Organizers at the Rabea al-Adaweya sit-in in east Cairo have announced a state of emergency, as tension mounts before an expected dispersal by Egypt's Interior Ministry.
The stage at the sit-in, which started over one month ago in support of Mohamed Morsy after his overthrow from the presidency, announced a state of emergency on Saturday.
Organizers also called for doctors, paramedics, nurses and volunteers with cars and motorcycles to help with the injured should an attack come in the next three days.
The use of fireworks and green laser-point pens, a ubiquitous feature at protests in Egypt, were strictly forbidden unless stated otherwise, they said.

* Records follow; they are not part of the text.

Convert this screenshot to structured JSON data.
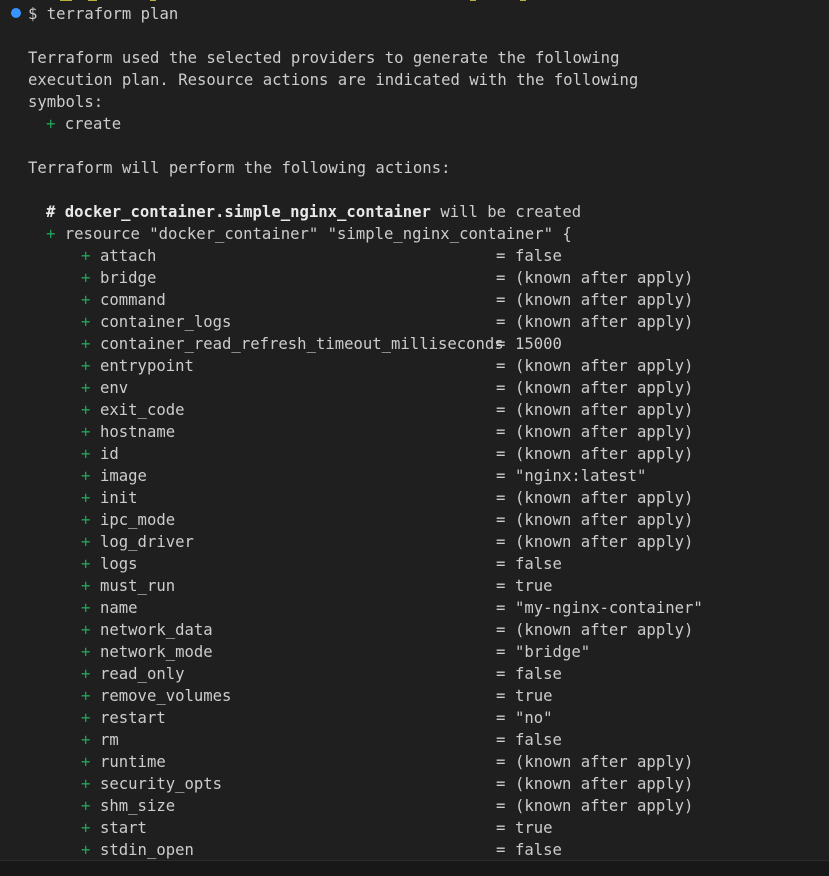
{
  "prompt": {
    "symbol": "$",
    "command": "terraform plan"
  },
  "intro": {
    "line1": "Terraform used the selected providers to generate the following",
    "line2": "execution plan. Resource actions are indicated with the following",
    "line3": "symbols:",
    "symbol_plus": "+",
    "symbol_label": "create"
  },
  "actions_heading": "Terraform will perform the following actions:",
  "resource": {
    "hash": "#",
    "address": "docker_container.simple_nginx_container",
    "suffix": " will be created",
    "plus": "+",
    "declaration": "resource \"docker_container\" \"simple_nginx_container\" {"
  },
  "attributes": [
    {
      "name": "attach",
      "value": "false"
    },
    {
      "name": "bridge",
      "value": "(known after apply)"
    },
    {
      "name": "command",
      "value": "(known after apply)"
    },
    {
      "name": "container_logs",
      "value": "(known after apply)"
    },
    {
      "name": "container_read_refresh_timeout_milliseconds",
      "value": "15000"
    },
    {
      "name": "entrypoint",
      "value": "(known after apply)"
    },
    {
      "name": "env",
      "value": "(known after apply)"
    },
    {
      "name": "exit_code",
      "value": "(known after apply)"
    },
    {
      "name": "hostname",
      "value": "(known after apply)"
    },
    {
      "name": "id",
      "value": "(known after apply)"
    },
    {
      "name": "image",
      "value": "\"nginx:latest\""
    },
    {
      "name": "init",
      "value": "(known after apply)"
    },
    {
      "name": "ipc_mode",
      "value": "(known after apply)"
    },
    {
      "name": "log_driver",
      "value": "(known after apply)"
    },
    {
      "name": "logs",
      "value": "false"
    },
    {
      "name": "must_run",
      "value": "true"
    },
    {
      "name": "name",
      "value": "\"my-nginx-container\""
    },
    {
      "name": "network_data",
      "value": "(known after apply)"
    },
    {
      "name": "network_mode",
      "value": "\"bridge\""
    },
    {
      "name": "read_only",
      "value": "false"
    },
    {
      "name": "remove_volumes",
      "value": "true"
    },
    {
      "name": "restart",
      "value": "\"no\""
    },
    {
      "name": "rm",
      "value": "false"
    },
    {
      "name": "runtime",
      "value": "(known after apply)"
    },
    {
      "name": "security_opts",
      "value": "(known after apply)"
    },
    {
      "name": "shm_size",
      "value": "(known after apply)"
    },
    {
      "name": "start",
      "value": "true"
    },
    {
      "name": "stdin_open",
      "value": "false"
    }
  ],
  "attr_symbol": "+",
  "attr_equals": "=",
  "colors": {
    "background": "#1f1f1f",
    "text": "#cccccc",
    "plus": "#22a35a",
    "decoration": "#3794ff"
  }
}
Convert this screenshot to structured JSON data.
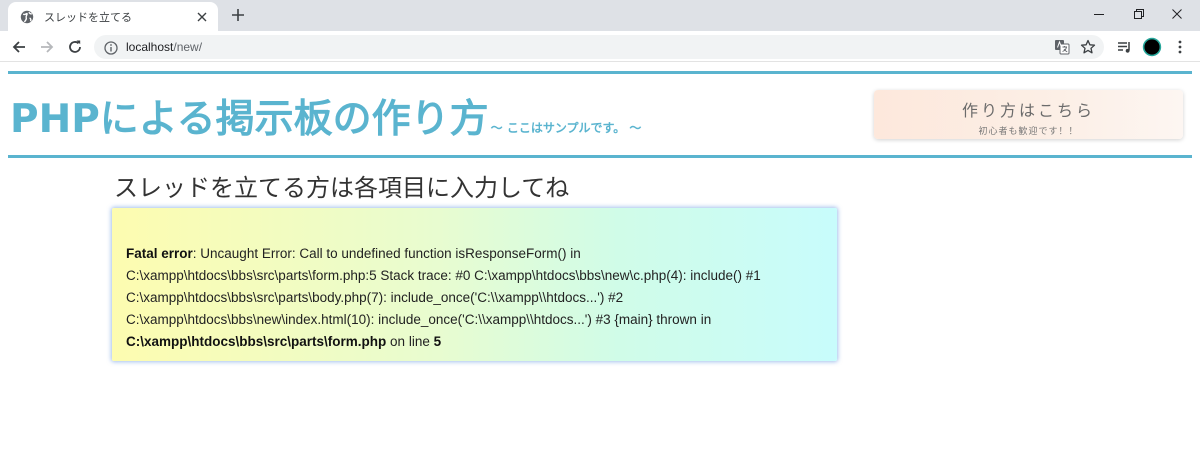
{
  "browser": {
    "tab_title": "スレッドを立てる",
    "url_host": "localhost",
    "url_path": "/new/"
  },
  "page": {
    "site_title": "PHPによる掲示板の作り方",
    "site_subtitle": "～ ここはサンプルです。 ～",
    "howto_button": {
      "main": "作り方はこちら",
      "sub": "初心者も歓迎です！！"
    },
    "form_heading": "スレッドを立てる方は各項目に入力してね",
    "error": {
      "label": "Fatal error",
      "line1": ": Uncaught Error: Call to undefined function isResponseForm() in",
      "line2": "C:\\xampp\\htdocs\\bbs\\src\\parts\\form.php:5 Stack trace: #0 C:\\xampp\\htdocs\\bbs\\new\\c.php(4): include() #1",
      "line3": "C:\\xampp\\htdocs\\bbs\\src\\parts\\body.php(7): include_once('C:\\\\xampp\\\\htdocs...') #2",
      "line4": "C:\\xampp\\htdocs\\bbs\\new\\index.html(10): include_once('C:\\\\xampp\\\\htdocs...') #3 {main} thrown in",
      "file": "C:\\xampp\\htdocs\\bbs\\src\\parts\\form.php",
      "on_line_text": " on line ",
      "line_number": "5"
    }
  },
  "colors": {
    "accent": "#5ab4cf",
    "tabstrip": "#dee1e6"
  }
}
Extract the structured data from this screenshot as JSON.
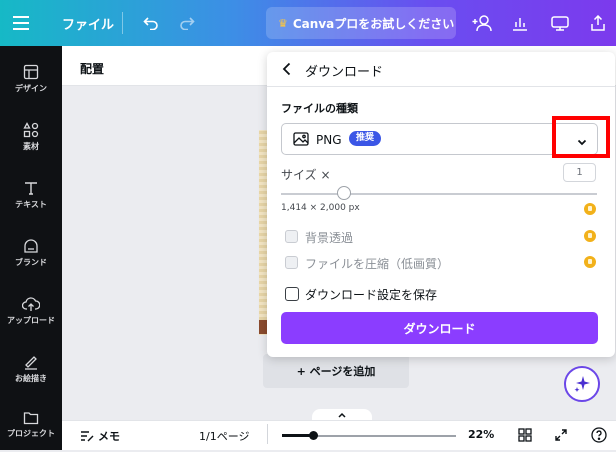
{
  "topbar": {
    "file_label": "ファイル",
    "pro_label": "Canvaプロをお試しください",
    "pro_icon": "crown-icon",
    "colors": {
      "gradient_start": "#16b9c6",
      "gradient_end": "#7c3aed"
    }
  },
  "sidebar": {
    "items": [
      {
        "label": "デザイン",
        "icon": "layout-icon"
      },
      {
        "label": "素材",
        "icon": "elements-icon"
      },
      {
        "label": "テキスト",
        "icon": "text-icon"
      },
      {
        "label": "ブランド",
        "icon": "brand-icon"
      },
      {
        "label": "アップロード",
        "icon": "upload-cloud-icon"
      },
      {
        "label": "お絵描き",
        "icon": "draw-icon"
      },
      {
        "label": "プロジェクト",
        "icon": "folder-icon"
      }
    ]
  },
  "context": {
    "title": "配置"
  },
  "canvas": {
    "add_page_label": "+ ページを追加"
  },
  "download_panel": {
    "back_icon": "chevron-left-icon",
    "title": "ダウンロード",
    "file_type_label": "ファイルの種類",
    "file_type_value": "PNG",
    "file_type_badge": "推奨",
    "size_label": "サイズ ×",
    "size_value": "1",
    "size_slider_level": 0.2,
    "dimensions": "1,414 × 2,000 px",
    "options": [
      {
        "label": "背景透過",
        "checked": false,
        "disabled": true,
        "pro": true
      },
      {
        "label": "ファイルを圧縮（低画質）",
        "checked": false,
        "disabled": true,
        "pro": true
      }
    ],
    "save_settings_label": "ダウンロード設定を保存",
    "save_settings_checked": false,
    "download_button": "ダウンロード",
    "colors": {
      "accent": "#8b3dff",
      "badge": "#3b56e6",
      "pro_coin": "#f2b11a",
      "highlight": "#ff0000"
    }
  },
  "bottombar": {
    "notes_label": "メモ",
    "page_indicator": "1/1ページ",
    "zoom_level_percent": 22,
    "zoom_label": "22%"
  }
}
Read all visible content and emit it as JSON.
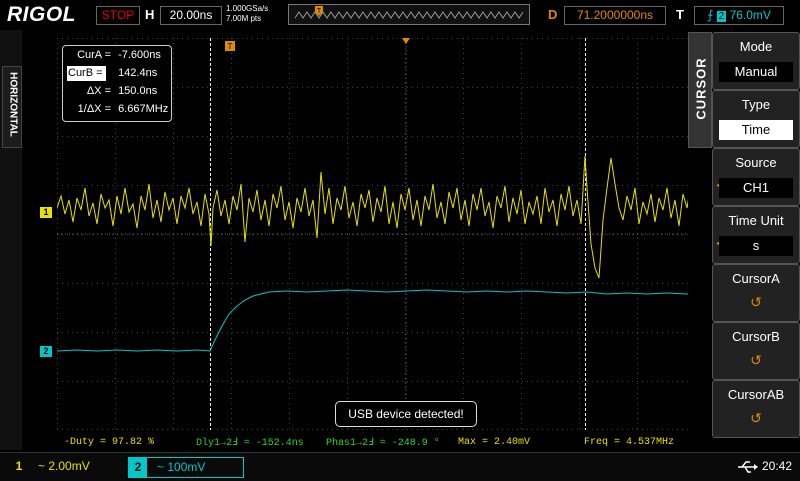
{
  "top": {
    "brand": "RIGOL",
    "run_status": "STOP",
    "h_label": "H",
    "timebase": "20.00ns",
    "sample_rate": "1.000GSa/s",
    "memory_depth": "7.00M pts",
    "d_label": "D",
    "delay": "71.2000000ns",
    "t_label": "T",
    "trigger_channel": "2",
    "trigger_level": "76.0mV"
  },
  "left": {
    "horizontal_label": "HORIZONTAL"
  },
  "cursor_readout": {
    "cur_a_label": "CurA =",
    "cur_a_value": "-7.600ns",
    "cur_b_label": "CurB =",
    "cur_b_value": "142.4ns",
    "delta_label": "ΔX =",
    "delta_value": "150.0ns",
    "inv_delta_label": "1/ΔX =",
    "inv_delta_value": "6.667MHz"
  },
  "channel_markers": {
    "ch1": "1",
    "ch2": "2"
  },
  "menu": {
    "title": "CURSOR",
    "items": [
      {
        "title": "Mode",
        "value": "Manual"
      },
      {
        "title": "Type",
        "value": "Time"
      },
      {
        "title": "Source",
        "value": "CH1"
      },
      {
        "title": "Time Unit",
        "value": "s"
      },
      {
        "title": "CursorA",
        "value": ""
      },
      {
        "title": "CursorB",
        "value": ""
      },
      {
        "title": "CursorAB",
        "value": ""
      }
    ]
  },
  "measurements": {
    "duty": "-Duty = 97.82 %",
    "dly": "Dly1→2Ⅎ = -152.4ns",
    "phase": "Phas1→2Ⅎ = -248.9 °",
    "max": "Max = 2.40mV",
    "freq": "Freq = 4.537MHz"
  },
  "toast": "USB device detected!",
  "bottom": {
    "ch1_num": "1",
    "ch1_scale": "~  2.00mV",
    "ch2_num": "2",
    "ch2_scale": "~  100mV",
    "time": "20:42"
  },
  "colors": {
    "ch1": "#e8e000",
    "ch2": "#00c8c8",
    "accent": "#e08a00",
    "stop": "#ee0000"
  }
}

Security guards at the entrances and exits to Rabea were increased, while concrete barriers were built up on the side of Youssef Abbas Street and blocks and sandbags increased to bolster the defences around the square.
Mohamed Ibrahim, a media centre staffer at the sit-in, said that Muslim Brotherhood leaders have acquired information suggesting Central Security Forces are currently on a state of alert ahead of a planned dispersal.
Police will try to break up the pro-Morsy protest after the third day of Eid, which ended on Saturday, he said.
The dissolved Shura Council's National Security Committee meanwhile held a press conference, in one of Rabea al-Adaweya mosque's halls, to demand that the army protect Egypt's national borders and face off national security threats in Sinai.
The commitee considered speculation that Egypt and Israel cooperated in an alleged air strike on Friday "a contempt."
Pro-Muslim Brotherhood preacher Safwat Hegazy made a speech on the stage on Saturday claiming that the military spokesperson, Colonel Ahmed Ali, “makes up news stories.” He demanded transparency about events in the Sinai.
Hegazy also announced a football match between a group dubbed "Athletes Against the Coup" and other pro-Morsy protesters. The match will be held in the other pro-Morsy sit-in, in al-Nahda Square in Giza.
The winners will be presented with a trophy, he added.
Nehal Zaghloul, spokesperson for "Women Against the Coup," said her movement believes events in the Sinai are being masterminded by "coup leaders" in order to give them legitimacy in power.
She then addressed U.S. President Barack Obama, asking him not to interfere in the domestic affairs of Egypt.
Edited translation from Al-Masry Al-Youm